Records to process -
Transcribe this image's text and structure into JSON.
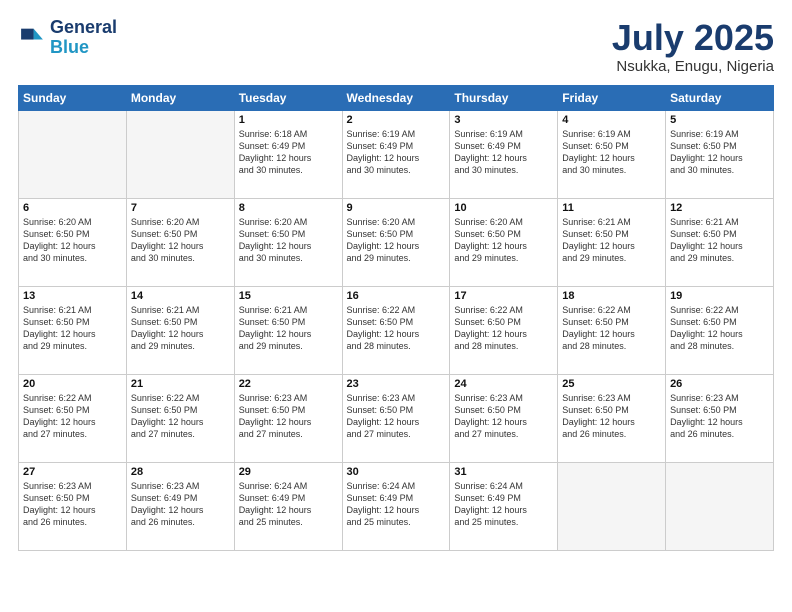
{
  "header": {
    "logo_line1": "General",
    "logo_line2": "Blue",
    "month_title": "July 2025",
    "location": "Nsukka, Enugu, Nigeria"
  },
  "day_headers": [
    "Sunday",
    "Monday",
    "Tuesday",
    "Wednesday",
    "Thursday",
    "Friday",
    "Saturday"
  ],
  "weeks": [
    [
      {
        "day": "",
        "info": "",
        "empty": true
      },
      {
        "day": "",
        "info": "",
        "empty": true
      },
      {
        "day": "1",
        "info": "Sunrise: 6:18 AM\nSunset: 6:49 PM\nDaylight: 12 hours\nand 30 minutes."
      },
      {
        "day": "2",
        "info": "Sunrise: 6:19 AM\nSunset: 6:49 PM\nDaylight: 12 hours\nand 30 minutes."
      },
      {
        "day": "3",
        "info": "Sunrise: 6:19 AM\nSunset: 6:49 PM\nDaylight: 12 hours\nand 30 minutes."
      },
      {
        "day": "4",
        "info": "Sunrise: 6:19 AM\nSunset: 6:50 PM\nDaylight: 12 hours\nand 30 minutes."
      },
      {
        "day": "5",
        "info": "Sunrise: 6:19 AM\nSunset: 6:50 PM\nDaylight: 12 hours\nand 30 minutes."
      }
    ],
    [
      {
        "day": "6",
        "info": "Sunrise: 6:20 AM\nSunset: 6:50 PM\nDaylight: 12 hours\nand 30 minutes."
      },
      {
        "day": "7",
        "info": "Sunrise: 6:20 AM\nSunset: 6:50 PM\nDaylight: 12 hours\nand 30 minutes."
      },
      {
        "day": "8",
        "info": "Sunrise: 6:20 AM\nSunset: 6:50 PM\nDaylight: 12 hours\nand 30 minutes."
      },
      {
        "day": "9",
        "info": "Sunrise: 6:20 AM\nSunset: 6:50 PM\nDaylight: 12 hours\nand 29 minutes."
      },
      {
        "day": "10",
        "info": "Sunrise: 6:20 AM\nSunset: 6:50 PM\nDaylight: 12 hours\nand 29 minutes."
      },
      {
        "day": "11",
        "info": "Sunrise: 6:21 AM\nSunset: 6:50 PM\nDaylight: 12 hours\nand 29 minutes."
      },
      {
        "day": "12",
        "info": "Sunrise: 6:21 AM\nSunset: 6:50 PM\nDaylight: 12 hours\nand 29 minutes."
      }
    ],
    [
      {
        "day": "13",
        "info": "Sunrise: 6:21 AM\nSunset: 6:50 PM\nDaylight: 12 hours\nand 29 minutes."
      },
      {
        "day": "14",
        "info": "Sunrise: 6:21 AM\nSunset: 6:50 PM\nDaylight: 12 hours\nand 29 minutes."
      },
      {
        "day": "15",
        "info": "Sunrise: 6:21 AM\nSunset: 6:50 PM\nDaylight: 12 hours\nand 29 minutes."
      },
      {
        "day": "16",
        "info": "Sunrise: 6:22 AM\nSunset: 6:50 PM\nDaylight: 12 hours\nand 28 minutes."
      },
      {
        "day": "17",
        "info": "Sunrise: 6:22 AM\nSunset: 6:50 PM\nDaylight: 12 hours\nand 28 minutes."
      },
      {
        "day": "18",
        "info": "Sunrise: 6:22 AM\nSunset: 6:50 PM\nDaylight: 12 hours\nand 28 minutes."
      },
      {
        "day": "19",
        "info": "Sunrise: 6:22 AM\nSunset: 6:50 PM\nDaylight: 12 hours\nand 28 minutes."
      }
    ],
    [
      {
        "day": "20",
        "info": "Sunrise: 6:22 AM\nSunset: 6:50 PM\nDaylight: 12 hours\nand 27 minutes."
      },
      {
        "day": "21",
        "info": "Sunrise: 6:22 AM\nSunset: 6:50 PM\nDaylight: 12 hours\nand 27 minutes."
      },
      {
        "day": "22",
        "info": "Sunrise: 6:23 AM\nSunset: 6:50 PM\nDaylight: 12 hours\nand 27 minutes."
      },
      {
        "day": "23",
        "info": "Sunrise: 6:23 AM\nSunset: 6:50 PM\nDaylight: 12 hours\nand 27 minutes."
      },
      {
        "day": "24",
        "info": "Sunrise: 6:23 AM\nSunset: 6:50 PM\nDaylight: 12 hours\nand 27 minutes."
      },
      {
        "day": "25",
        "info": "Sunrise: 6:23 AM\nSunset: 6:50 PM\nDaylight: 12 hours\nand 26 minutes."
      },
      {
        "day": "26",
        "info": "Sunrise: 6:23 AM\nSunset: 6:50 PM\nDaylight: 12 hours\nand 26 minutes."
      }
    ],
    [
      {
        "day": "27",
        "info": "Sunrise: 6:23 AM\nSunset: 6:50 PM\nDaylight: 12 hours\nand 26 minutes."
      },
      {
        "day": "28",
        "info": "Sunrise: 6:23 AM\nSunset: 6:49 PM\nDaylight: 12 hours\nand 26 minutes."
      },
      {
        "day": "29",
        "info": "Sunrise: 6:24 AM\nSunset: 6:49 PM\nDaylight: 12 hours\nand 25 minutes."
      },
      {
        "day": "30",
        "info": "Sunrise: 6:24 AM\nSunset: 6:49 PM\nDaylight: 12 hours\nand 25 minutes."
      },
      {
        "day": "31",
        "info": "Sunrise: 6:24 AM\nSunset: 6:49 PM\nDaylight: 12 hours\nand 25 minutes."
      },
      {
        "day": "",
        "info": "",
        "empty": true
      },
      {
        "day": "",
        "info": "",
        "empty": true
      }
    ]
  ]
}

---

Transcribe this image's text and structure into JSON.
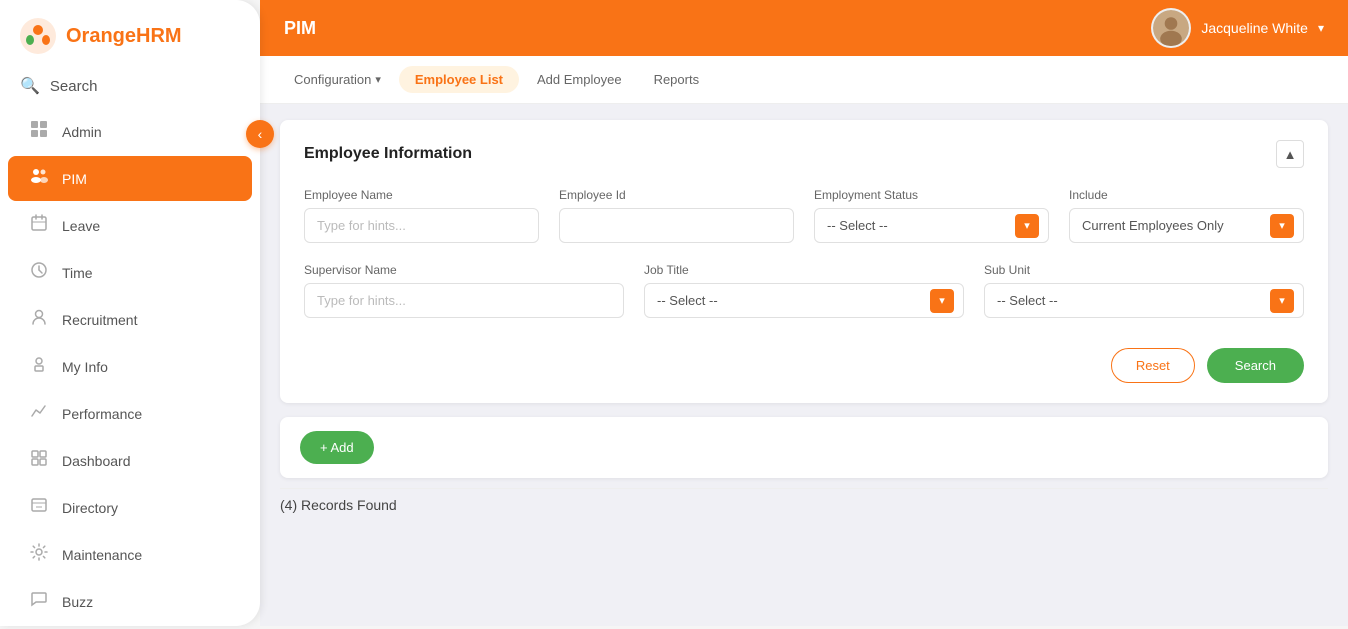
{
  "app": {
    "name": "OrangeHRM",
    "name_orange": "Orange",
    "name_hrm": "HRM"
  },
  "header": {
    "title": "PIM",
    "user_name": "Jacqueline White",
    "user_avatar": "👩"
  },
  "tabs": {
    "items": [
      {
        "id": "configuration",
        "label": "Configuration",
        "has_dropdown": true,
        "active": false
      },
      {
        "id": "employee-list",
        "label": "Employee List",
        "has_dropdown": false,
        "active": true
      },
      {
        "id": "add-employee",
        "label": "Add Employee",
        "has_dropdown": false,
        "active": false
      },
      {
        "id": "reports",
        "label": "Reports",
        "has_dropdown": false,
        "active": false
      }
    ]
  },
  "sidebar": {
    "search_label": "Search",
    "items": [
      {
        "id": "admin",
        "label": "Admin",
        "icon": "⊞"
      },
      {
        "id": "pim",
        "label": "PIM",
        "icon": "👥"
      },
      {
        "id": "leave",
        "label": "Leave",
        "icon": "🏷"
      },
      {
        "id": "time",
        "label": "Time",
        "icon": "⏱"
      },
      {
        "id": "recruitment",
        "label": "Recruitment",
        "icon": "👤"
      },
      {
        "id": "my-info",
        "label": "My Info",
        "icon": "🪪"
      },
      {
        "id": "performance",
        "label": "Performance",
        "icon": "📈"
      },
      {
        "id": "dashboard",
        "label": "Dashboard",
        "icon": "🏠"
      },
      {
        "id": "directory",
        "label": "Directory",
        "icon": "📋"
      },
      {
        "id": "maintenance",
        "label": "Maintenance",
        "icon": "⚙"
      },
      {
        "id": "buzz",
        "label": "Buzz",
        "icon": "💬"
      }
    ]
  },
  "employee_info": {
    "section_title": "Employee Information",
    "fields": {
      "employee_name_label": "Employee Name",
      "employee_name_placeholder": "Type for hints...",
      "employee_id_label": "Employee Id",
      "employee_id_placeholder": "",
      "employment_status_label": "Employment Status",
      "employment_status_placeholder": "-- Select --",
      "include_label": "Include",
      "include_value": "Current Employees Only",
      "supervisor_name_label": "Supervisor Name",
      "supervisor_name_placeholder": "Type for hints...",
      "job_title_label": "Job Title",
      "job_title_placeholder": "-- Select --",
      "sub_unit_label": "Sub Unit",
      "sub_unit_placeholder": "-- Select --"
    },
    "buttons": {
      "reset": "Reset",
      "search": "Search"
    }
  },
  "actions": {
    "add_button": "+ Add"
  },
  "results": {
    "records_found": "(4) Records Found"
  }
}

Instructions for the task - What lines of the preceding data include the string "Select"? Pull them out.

Answer section -
      "employment_status_placeholder": "-- Select --",
      "job_title_placeholder": "-- Select --",
      "sub_unit_placeholder": "-- Select --"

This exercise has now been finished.